“Oftentimes, undergraduate students haven’t thought that far ahead,” Ingram said. “The program is very hands-on and there’s a lot of self-determination and there are oftentimes undergraduates who don’t fit that profile.”
For those who do qualify for the 3+3 program, there are many advantages, including not having to take the LSAT if they have either an SAT or ACT score on record.
“Being a first-gen student, there’s a lot of resources and money that goes into the LSAT and not everyone has time and money to spend three months of their lives preparing for a huge exam,” Ramos said.
The program also ensures students save on a year of tuition by removing senior year, reducing the financial burdens of tuition, housing, and loan payments.

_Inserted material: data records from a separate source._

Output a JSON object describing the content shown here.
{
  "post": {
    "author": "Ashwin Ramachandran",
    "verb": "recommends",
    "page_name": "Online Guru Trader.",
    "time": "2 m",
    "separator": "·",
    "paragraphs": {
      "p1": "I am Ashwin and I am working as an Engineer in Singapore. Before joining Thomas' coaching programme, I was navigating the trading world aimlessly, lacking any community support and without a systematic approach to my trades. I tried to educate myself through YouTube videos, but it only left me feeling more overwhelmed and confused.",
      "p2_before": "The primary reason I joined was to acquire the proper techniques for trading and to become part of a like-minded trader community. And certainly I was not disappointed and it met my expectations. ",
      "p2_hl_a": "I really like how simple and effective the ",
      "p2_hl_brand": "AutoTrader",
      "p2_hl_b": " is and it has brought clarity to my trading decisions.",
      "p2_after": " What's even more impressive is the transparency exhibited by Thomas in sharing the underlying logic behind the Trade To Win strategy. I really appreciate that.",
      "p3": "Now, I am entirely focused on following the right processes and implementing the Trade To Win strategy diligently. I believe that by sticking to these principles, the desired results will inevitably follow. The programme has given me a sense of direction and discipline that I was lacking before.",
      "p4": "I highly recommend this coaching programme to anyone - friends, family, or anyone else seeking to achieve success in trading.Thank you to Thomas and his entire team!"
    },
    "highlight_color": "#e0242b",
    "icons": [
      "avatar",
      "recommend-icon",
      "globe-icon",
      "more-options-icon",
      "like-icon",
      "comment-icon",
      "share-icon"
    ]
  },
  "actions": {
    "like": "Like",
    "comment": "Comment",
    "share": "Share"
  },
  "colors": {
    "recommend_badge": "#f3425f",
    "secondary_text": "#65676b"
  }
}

According to Jantzi, saving money is the biggest benefit of the program for the vast majority of applicants.
While the program has benefits, some students feel they are put at a disadvantage by starting law school at a younger age compared to law students who took time after their undergraduate years to experience and explore legal careers first hand.
“When everybody goes to grad school, you’re at such different places in life,” Ramos said. “There’s people who are married, there’s people who took two years off, or five years off. Everyone’s coming out of different places.”
Though 3+3 Pathway students may be younger and more inexperienced, they are not necessarily disadvantaged in their ability to perform well in law school.
“A lot of them are coming from Cornell or coming from a really rigorous academic environment so they tend to transition well into 1L year,” Jantzi said. “Most of them have told me they’ve wanted to be a lawyer for a really long time, so for them it’s just an opportunity to get to that career faster.”
3+3 is not the only way for students to gain law school experience during their undergraduate degree. As Jantzi notes, undergraduates can also take classes in the law school. For those who do pursue the program, it is highly selective.
“This is not designed to be a large program,” Ingram said. “It may be attractive to a lot of individuals, but it’s not going to be one that’s doable for the majority of students.”
However, Ingram welcomes undergraduates to apply and said she likes to see the 1L class filled with Cornellians.
“Our goal is always to have as many Cornellians in the class as possible,” Ingram said. “There are such rich traditions that are embodied within Cornell University that are mirrored within the law school that make them attractive candidates.”